Friday, October 09, 2009

Greatest Show on Earth

I went to Hec Ed Pavilion last night to see the eminent evolutionary biologist, Richard Dawkins, talk about and read from his latest book, The Greatest Show On Earth, in which he lays out what he takes to be the best evidence for what he’s taken to calling the “fact” of evolution.

What impressed me most was the throngs of people—five thousand strong, I’d say—who showed up to hear an academic, admittedly a very famous one, talk about science at a university basketball stadium.

Dawkins was his usual charming and erudite self, offering up some really simple, yet powerful examples for responding to biblical literalism, and apart from a weird comment at the end of the question-and-answer period where he seemed to be implying that France’s immigration policies are too lax, his lecture was measured, persuasive, and intellectually stimulating.

I did, though, find the tone of the evening just a bit too smug, especially the MC for the event, a sharp young man who was the past president of the sponsoring organization, the UW Secular Student Union.

Still, I was glad I went and it made my heart happy to see that at least a handful of my students from Cascadia showed up, even though the material won’t be on the test.

That said, my favorite part of the night was after the talk, cycling around Lake Washington to Seward Park in an unsuccessful attempt to hook up with the Pointy-Threes; as it turned out, I got your typical Thursday bike ride, including the route straight up Rainier from Columbia City, only instead of en masse, I was all by myself which—despite being kind of lonely—made for plenty of pedaling on an unusually warm and dry October eve.

In the end, I doubt any of it conferred an adaptive advantage on my selfish genes, but it was nice that from so simple a beginning, such endless forms most beautiful and wonderful evolved.


Anonymous lm said...

It was cool to be able to see someone I have great respect and admiration for, similar to going to a concert. His opening line was priceless, "Kirk Cameron" triggering a roar of laughter.

I wasn't too fond of the MC either...The theme song question was doubly offensive for being asinine and getting
Beware the Believers stuck in my head...

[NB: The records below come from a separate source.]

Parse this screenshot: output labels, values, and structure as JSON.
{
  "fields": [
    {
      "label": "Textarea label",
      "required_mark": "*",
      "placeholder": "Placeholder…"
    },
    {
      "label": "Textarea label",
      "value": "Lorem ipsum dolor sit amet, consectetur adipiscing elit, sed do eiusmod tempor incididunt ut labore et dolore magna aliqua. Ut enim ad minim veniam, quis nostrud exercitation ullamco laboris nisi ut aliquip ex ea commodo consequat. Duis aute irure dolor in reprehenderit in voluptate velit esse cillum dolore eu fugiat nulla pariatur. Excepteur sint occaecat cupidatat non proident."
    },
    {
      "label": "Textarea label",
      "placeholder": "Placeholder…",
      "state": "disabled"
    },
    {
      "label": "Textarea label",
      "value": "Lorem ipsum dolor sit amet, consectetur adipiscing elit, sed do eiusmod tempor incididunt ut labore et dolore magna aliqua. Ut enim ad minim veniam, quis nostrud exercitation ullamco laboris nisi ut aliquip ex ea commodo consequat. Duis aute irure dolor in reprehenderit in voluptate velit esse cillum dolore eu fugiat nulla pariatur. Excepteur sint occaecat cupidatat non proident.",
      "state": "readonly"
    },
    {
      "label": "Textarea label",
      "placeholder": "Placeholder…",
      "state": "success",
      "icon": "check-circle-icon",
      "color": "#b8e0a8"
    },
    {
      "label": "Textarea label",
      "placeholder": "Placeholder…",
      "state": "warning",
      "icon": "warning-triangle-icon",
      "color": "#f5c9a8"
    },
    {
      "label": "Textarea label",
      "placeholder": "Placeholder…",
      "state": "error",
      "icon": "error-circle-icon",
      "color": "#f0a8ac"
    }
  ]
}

I saw you and John as I was leaving. I wanted to say hello but I lost you guys to the tide of people flooding the corridor.

7:23 PM  

Post a Comment

<< Home